– 5:15 pm, Meeting with representatives of Orthodox churches in the auditorium of the seminary of Freiburg im Breisgau. Greeting by the pope.

– 5:45 pm, Meeting with seminarians in the Chapel of St. Charles Borromeo in seminary of Freiburg im Breisgau. Greeting by the pope.

– 6:15 pm, Meeting with the council of the Central Committee of German Catholics in the auditorium of the seminary of Freiburg im Breisgau. Speech by the pope.

– 7 pm, Prayer vigil with young people at the trade fair grounds of Freiburg im Breisgau. Speech by the pope.

Sunday, Sept. 25 (Freiburg im Breisgau, Rome)

– 10 am, Mass at tourist airport of Freiburg im Breisgau. Homily by the pope.

Recital of the Angelus. Talk by the pope.

– 12:45 pm, Lunch with members of the German bishops’ conference and papal entourage at seminary of Freiburg im Breisgau.

– 4:20 pm, Meeting with judges of the Federal Constitutional Court in auditorium of the seminary of Freiburg im Breisgau.

– 5 pm, Meeting with Catholics involved in the church and in society in the Concert Hall of Freiburg im Breisgau. Speech by the pope.

– 6:45 pm, Departure ceremony at Lahr airport. Speech by the pope.

– 7:15 pm, Departure in plane from Lahr airport for Rome.

– 8:45 pm, Arrival at Rome’s Ciampino airport.

And if you, like I, are wondering how the 84-year-old pontiff is able to keep up with this and other such gruelling schedules, do give this article a read.

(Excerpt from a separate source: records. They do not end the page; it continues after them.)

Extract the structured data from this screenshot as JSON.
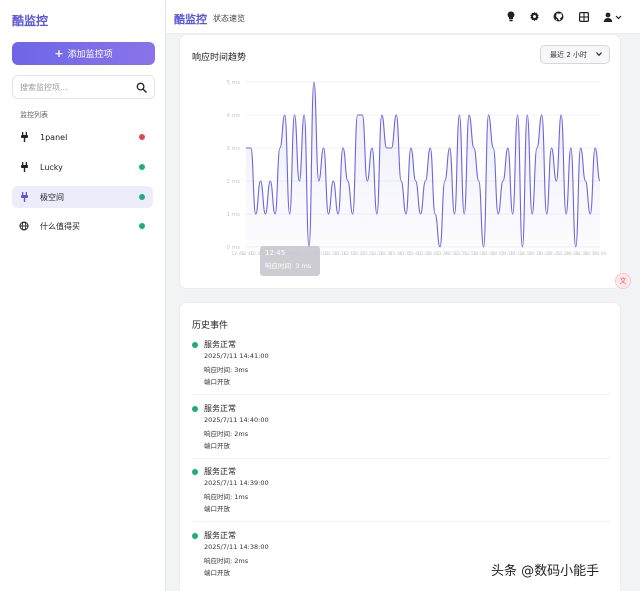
{
  "sidebar": {
    "brand": "酷监控",
    "add_button": "添加监控项",
    "search_placeholder": "搜索监控项...",
    "list_title": "监控列表",
    "items": [
      {
        "label": "1panel",
        "status_color": "#e0484d",
        "icon": "plug-icon",
        "active": false
      },
      {
        "label": "Lucky",
        "status_color": "#1bb07a",
        "icon": "plug-icon",
        "active": false
      },
      {
        "label": "极空间",
        "status_color": "#1bb07a",
        "icon": "plug-icon",
        "active": true
      },
      {
        "label": "什么值得买",
        "status_color": "#1bb07a",
        "icon": "globe-icon",
        "active": false
      }
    ]
  },
  "topbar": {
    "brand": "酷监控",
    "subtitle": "状态速览",
    "icons": [
      "lightbulb-icon",
      "gear-icon",
      "github-icon",
      "grid-icon",
      "user-icon"
    ]
  },
  "chart": {
    "title": "响应时间趋势",
    "range_select": "最近 2 小时",
    "tooltip_time": "12:45",
    "tooltip_value": "响应时间: 3 ms"
  },
  "chart_data": {
    "type": "line",
    "ylabel": "",
    "ylim": [
      0,
      5
    ],
    "yticks": [
      "0 ms",
      "1 ms",
      "2 ms",
      "3 ms",
      "4 ms",
      "5 ms"
    ],
    "x": [
      "12:43",
      "12:46",
      "12:49",
      "12:52",
      "12:55",
      "12:58",
      "13:01",
      "13:04",
      "13:07",
      "13:10",
      "13:13",
      "13:16",
      "13:19",
      "13:22",
      "13:25",
      "13:28",
      "13:31",
      "13:34",
      "13:37",
      "13:40",
      "13:43",
      "13:46",
      "13:49",
      "13:52",
      "13:55",
      "13:58",
      "14:01",
      "14:04",
      "14:07",
      "14:10",
      "14:13",
      "14:16",
      "14:19",
      "14:22",
      "14:25",
      "14:28",
      "14:31",
      "14:34",
      "14:37",
      "14:40"
    ],
    "series": [
      {
        "values": [
          3,
          3,
          1,
          2,
          1,
          2,
          1,
          3,
          4,
          1,
          4,
          2,
          4,
          0,
          5,
          2,
          3,
          1,
          2,
          1,
          3,
          2,
          1,
          4,
          4,
          2,
          3,
          1,
          4,
          3,
          3,
          4,
          2,
          1,
          3,
          2,
          1,
          2,
          3,
          1,
          0,
          2,
          3,
          1,
          4,
          1,
          4,
          3,
          2,
          0,
          4,
          3,
          1,
          2,
          3,
          1,
          4,
          0,
          4,
          1,
          3,
          4,
          1,
          3,
          2,
          4,
          1,
          3,
          0,
          3,
          2,
          1,
          3,
          2
        ]
      }
    ]
  },
  "events": {
    "title": "历史事件",
    "items": [
      {
        "status": "服务正常",
        "time": "2025/7/11 14:41:00",
        "response": "响应时间: 3ms",
        "port": "端口开放"
      },
      {
        "status": "服务正常",
        "time": "2025/7/11 14:40:00",
        "response": "响应时间: 2ms",
        "port": "端口开放"
      },
      {
        "status": "服务正常",
        "time": "2025/7/11 14:39:00",
        "response": "响应时间: 1ms",
        "port": "端口开放"
      },
      {
        "status": "服务正常",
        "time": "2025/7/11 14:38:00",
        "response": "响应时间: 2ms",
        "port": "端口开放"
      }
    ]
  },
  "colors": {
    "accent": "#5b56d6",
    "line": "#6b66dd",
    "ok": "#1bb07a",
    "down": "#e0484d"
  },
  "watermark": "头条 @数码小能手"
}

Also of interest today is the Reuters’ article: German Pope ventures into land of Luther and Marx, here.